Skopje, 07.07.2022 – At “Mother Teresa” University was organized a roundtable discussion with scientific experts in economics from our university and represented by the Economic Chamber of North-West Macedonia, who elaborated on the topic “The wave of price increase and the family budget in RNM”.
During the discussion the Rector Zeqiri emphasized that: “The family budget has been affected by the wave of price increases and poverty has increased, today poverty is over 22%, from this structure 8% are the working poor, 45% are unemployed, 7% pensioners and 32% other non-active people. Indicative is the increase in extreme poverty where over 3% of the resident population in the country lives today on $1.9 a day” – added Rector Zeqiri.
Rector Zeqiri says that “urgent government measures are needed to break the chain of poverty by paying financial aid to the poor and creating conditions for their employment”.
Bukurije Imeri Jusufi Ph.D., discussed about the topic “Basket of goods, price and wages” and emphasized that “in the structure of life expenses in the Republic of North Macedonia, the biggest part is food expenses with 40% during 2010-2022, while in European countries is around 19%. In addition to that, the increase in prices of existential products from 2021 to 2022 is 17%, which affects people’s life, but on the other hand the increase in prices is not followed with the increase of the minimum and average salary”, said lecturer Jusufi.
M.Sc. Ejup Abdullahi, a representative of the Economic Chamber of North-West Macedonia said that “the current situation of Covid-19 and the Russian aggression on Ukraine has affected us as entrepreneurs to find ourselves in a situation where the supply and sales planning is out of balance.
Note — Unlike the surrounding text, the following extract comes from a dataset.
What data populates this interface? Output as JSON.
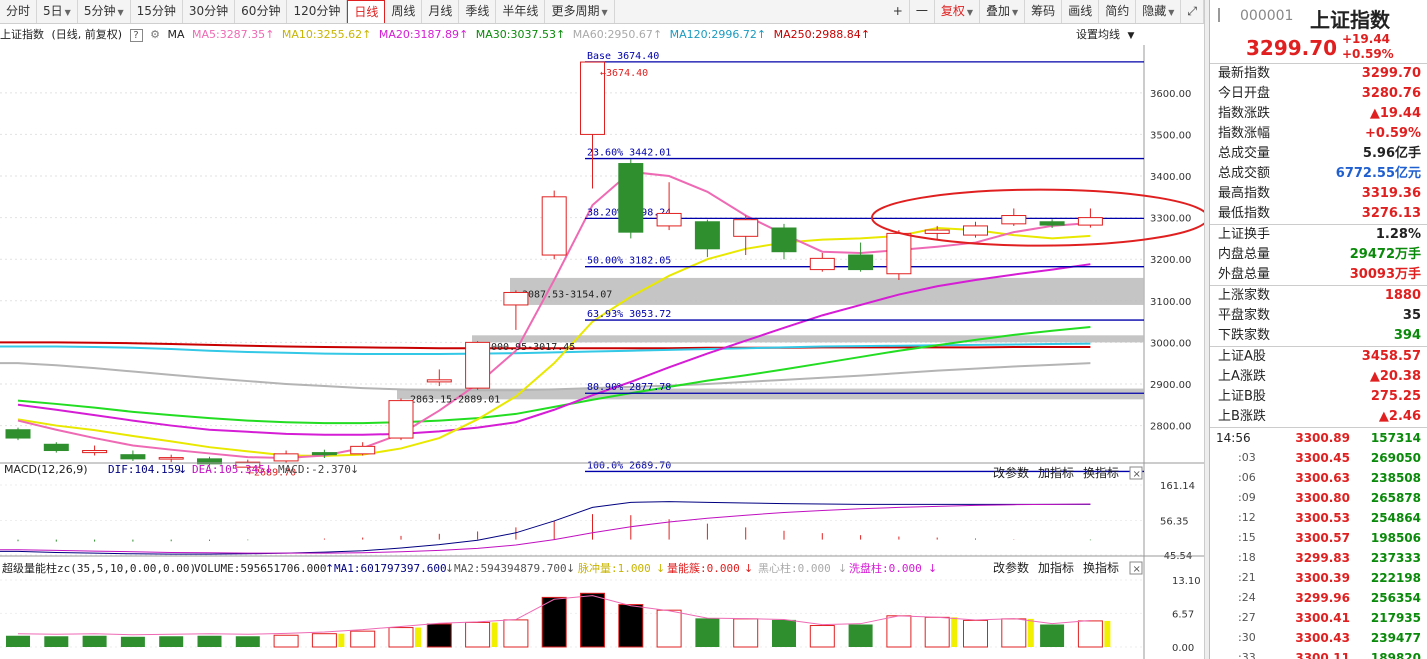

Otherwise, the increase in the prices of the main resources for production, the increase in energy prices such as the price of oil derivatives, the enormous increase in electricity as the basis of operating expenses in transport and production, all these factors affect the regulation of the prices of final food products which weakens consumer power when our economy is based on consumption,’ says Abdullahi.
Rilind Ademi Ph.D., gave special attention to the topic “Factors influencing the increase in prices”, emphasizing that inflation is mainly an imported phenomenon and a consequence of an increase in prices in the energy sector and in the food sector. In addition to this, we can note that the fiscal and monetary policy was expansive during 2020 and 2021, which gave a boost to the return of local demand, and in the context of the breakdown of global supply chains, this has also given a boost to inflation as an economic phenomenon’ – said lecturer Ademi.
Lecturer Zana Beqiri Luma had research on “Consumer Price Index Structures” which presented the results of an empirical study regarding the determinants of inflation in the RNM for the time period 2005-2022”. The econometric model (ARDL) showed that domestic inflation is largely imported – an increase of 1 p.p. in the inflation rate of EU countries causes an increase of 0.9 p.p. in local inflation. Other relevant factors that determined the rate of inflation during this period were the base interest rate, the effective exchange rate and final consumption as components of aggregate demand.’ – said lecturer Luma.
During the discussion, the need for accurate and up-to-date data was emphasized as a prerequisite for rigorous empirical studies that would have provided well-informed recommendations for the development of state policies. Also, at this roundtable discussion special attention was given to the attendees by opening the interactive debate on the topic and issues which concerns our citizens on a daily basis.